By indwelling the extremities of being, God in Christ has filled them up. Our permissible definitions of humanity have expanded and narrowed. The essence of humanity cannot be misplaced within intellect or language. God, the infinite and complete, is willing to be human in the form of an embryo, thus this time of possibility is eternally appraised as worthy of his presence. Any derivative states in which the human exists in a latency of thought and language are now also enfolded into the life of God. Part of what the Gospel asks us to contemplate, to pray in, for the life of the world, is this reality of “Immensity cloistered in the womb.” We are the image of this God who submitted to the humble, vulnerable becoming of pregnancy and birth.
How can this imagination impact our capacity to think, to act? In the last years I have been in an intimate encounter with the disease of dementia as it wreaks havoc in one I love. This encounter forces one to ask many questions. One of mine is: are we still “who we are,” are we still our “self” when our human brains don’t function in such a way as to remember our own capacities and our own character? I am not just asking whether we are valuable, I am asking: does the one I love exist in the fullness of his being even if he cannot remember who that person is? Is “the self” in the electrical impulse that is now cut off with dementia, is the essence of my loved one gone, or is it “held” in existence?

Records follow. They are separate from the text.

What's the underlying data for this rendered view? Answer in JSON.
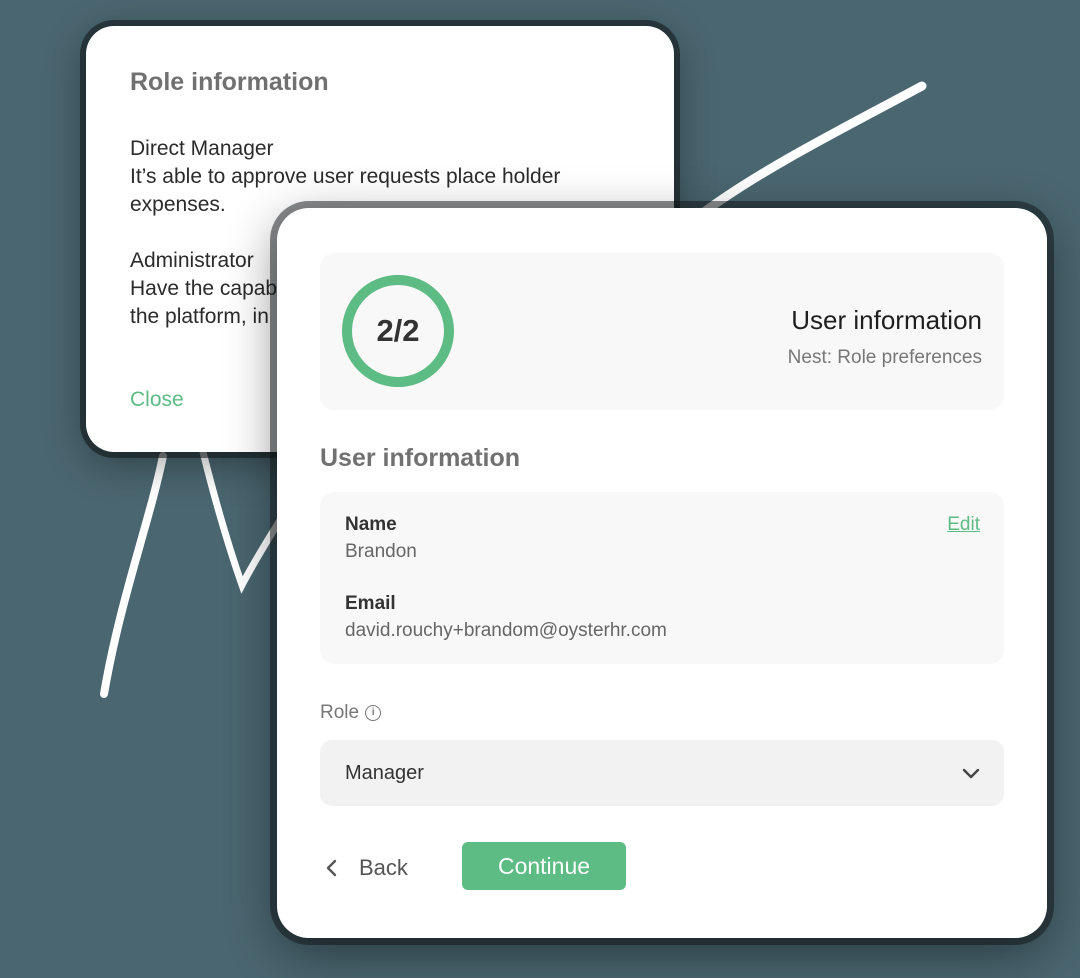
{
  "role_info": {
    "title": "Role information",
    "entries": [
      {
        "name": "Direct Manager",
        "description": "It’s able to approve user requests place holder expenses."
      },
      {
        "name": "Administrator",
        "description": "Have the capab... the platform, i..."
      }
    ],
    "admin_line1": "Have the capab",
    "admin_line2": "the platform, in",
    "close_label": "Close"
  },
  "progress": {
    "label": "2/2",
    "value": 1.0,
    "heading": "User information",
    "subheading": "Nest: Role preferences"
  },
  "user_info": {
    "section_title": "User information",
    "edit_label": "Edit",
    "name_label": "Name",
    "name_value": "Brandon",
    "email_label": "Email",
    "email_value": "david.rouchy+brandom@oysterhr.com"
  },
  "role": {
    "label": "Role",
    "selected": "Manager"
  },
  "actions": {
    "back_label": "Back",
    "continue_label": "Continue"
  },
  "colors": {
    "accent": "#5dbb84",
    "background": "#4a6670"
  }
}
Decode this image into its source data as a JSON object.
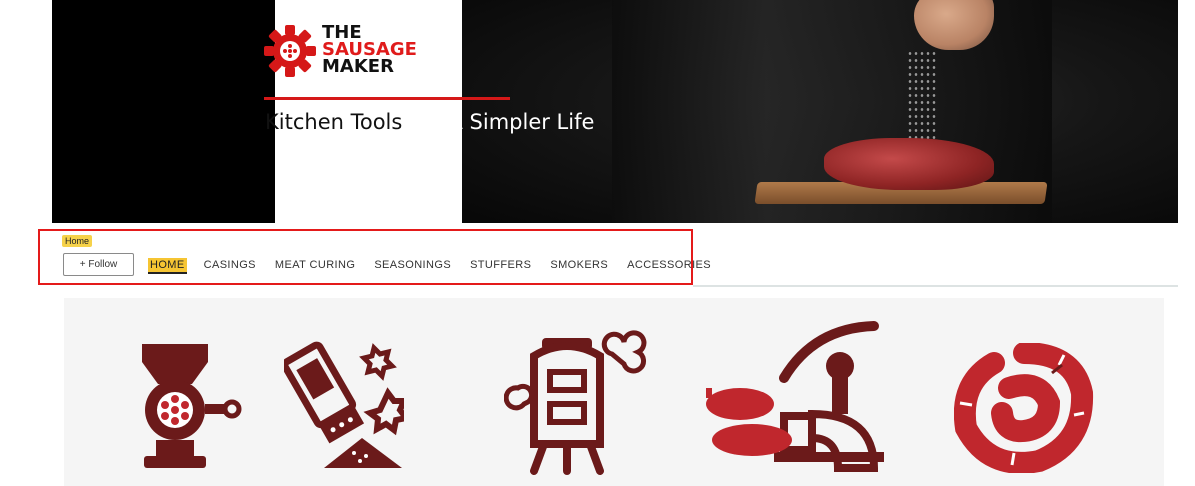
{
  "brand": {
    "logo_line1": "THE",
    "logo_line2": "SAUSAGE",
    "logo_line3": "MAKER",
    "tagline_part1": "Kitchen Tools ",
    "tagline_part2": "For A Simpler Life"
  },
  "colors": {
    "brand_red": "#d51818",
    "icon_maroon": "#6b1a1a",
    "icon_red": "#c0272d",
    "nav_highlight": "#f6c533"
  },
  "breadcrumb": "Home",
  "follow_label": "+ Follow",
  "nav": {
    "items": [
      {
        "label": "HOME",
        "active": true
      },
      {
        "label": "CASINGS",
        "active": false
      },
      {
        "label": "MEAT CURING",
        "active": false
      },
      {
        "label": "SEASONINGS",
        "active": false
      },
      {
        "label": "STUFFERS",
        "active": false
      },
      {
        "label": "SMOKERS",
        "active": false
      },
      {
        "label": "ACCESSORIES",
        "active": false
      }
    ]
  },
  "category_icons": [
    {
      "icon": "meat-grinder-icon"
    },
    {
      "icon": "seasoning-shaker-icon"
    },
    {
      "icon": "smoker-icon"
    },
    {
      "icon": "sausage-stuffer-icon"
    },
    {
      "icon": "sausage-links-icon"
    }
  ]
}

In a contemplation of Christ being God, completely God, in a womb, before a brain, without eyes, without limbs, without thought and speech, somehow this question loses its sting. It isn’t directly answered but there is more room for it, more possibility in it. I can be with my loved one and imagine the patience of the Very God of Very God as a molecule waiting to develop, to be known, and to enact salvation. In this perceived smallness there is absolute fullness of being. This fullness cannot be articulated and understood, especially by the mute embryo, but yet it exists and it is earth-shattering.
We are in a time of history where the essence of what it is to be human, and the meaning and value of different states of our human existence, are being called into question in a variety of complicated and nuanced ways. Maybe this is the time to pray with our imaginations and wait through Advent with the “Immensity cloistered in thy dear womb.”
Kirsten Pinto Gfroerer is a lay theologian who has served as a pastor and a preacher at St. Margaret’s Parish in Winnipeg. For further Advent contemplations and other thoughts see herfeatherslikegold.wordpress.com, a blog of Kirsten’s work.